• _WHAT TO PRODUCE_
Will you extract the entries word for word? Images should not appear in the copy.

• _THE DATA_
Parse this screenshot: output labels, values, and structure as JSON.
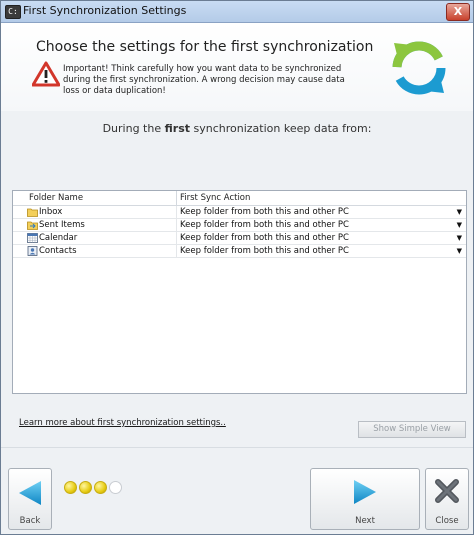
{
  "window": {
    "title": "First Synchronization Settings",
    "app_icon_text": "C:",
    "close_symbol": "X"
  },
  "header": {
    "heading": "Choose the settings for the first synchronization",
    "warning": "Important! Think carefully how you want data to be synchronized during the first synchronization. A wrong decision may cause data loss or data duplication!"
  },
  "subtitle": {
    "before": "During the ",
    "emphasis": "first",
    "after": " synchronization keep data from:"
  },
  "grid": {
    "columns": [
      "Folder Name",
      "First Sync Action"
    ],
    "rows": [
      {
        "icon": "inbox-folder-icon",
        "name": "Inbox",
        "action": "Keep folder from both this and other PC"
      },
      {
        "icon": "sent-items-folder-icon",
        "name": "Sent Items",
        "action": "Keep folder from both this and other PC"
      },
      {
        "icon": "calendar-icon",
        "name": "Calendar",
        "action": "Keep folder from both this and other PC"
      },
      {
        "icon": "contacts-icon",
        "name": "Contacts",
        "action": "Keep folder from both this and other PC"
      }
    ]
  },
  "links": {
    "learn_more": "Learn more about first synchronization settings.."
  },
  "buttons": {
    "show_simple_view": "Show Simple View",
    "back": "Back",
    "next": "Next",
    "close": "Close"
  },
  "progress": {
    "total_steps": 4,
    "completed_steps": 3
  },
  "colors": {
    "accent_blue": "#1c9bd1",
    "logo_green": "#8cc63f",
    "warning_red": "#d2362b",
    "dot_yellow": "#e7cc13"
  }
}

• _ANSWER TO THIS EXERCISE_
Parse this screenshot: output labels, values, and structure as JSON.
{
  "window": {
    "title": "First Synchronization Settings",
    "app_icon_text": "C:",
    "close_symbol": "X"
  },
  "header": {
    "heading": "Choose the settings for the first synchronization",
    "warning": "Important! Think carefully how you want data to be synchronized during the first synchronization. A wrong decision may cause data loss or data duplication!"
  },
  "subtitle": {
    "before": "During the ",
    "emphasis": "first",
    "after": " synchronization keep data from:"
  },
  "grid": {
    "columns": [
      "Folder Name",
      "First Sync Action"
    ],
    "rows": [
      {
        "icon": "inbox-folder-icon",
        "name": "Inbox",
        "action": "Keep folder from both this and other PC"
      },
      {
        "icon": "sent-items-folder-icon",
        "name": "Sent Items",
        "action": "Keep folder from both this and other PC"
      },
      {
        "icon": "calendar-icon",
        "name": "Calendar",
        "action": "Keep folder from both this and other PC"
      },
      {
        "icon": "contacts-icon",
        "name": "Contacts",
        "action": "Keep folder from both this and other PC"
      }
    ]
  },
  "links": {
    "learn_more": "Learn more about first synchronization settings.."
  },
  "buttons": {
    "show_simple_view": "Show Simple View",
    "back": "Back",
    "next": "Next",
    "close": "Close"
  },
  "progress": {
    "total_steps": 4,
    "completed_steps": 3
  },
  "colors": {
    "accent_blue": "#1c9bd1",
    "logo_green": "#8cc63f",
    "warning_red": "#d2362b",
    "dot_yellow": "#e7cc13"
  }
}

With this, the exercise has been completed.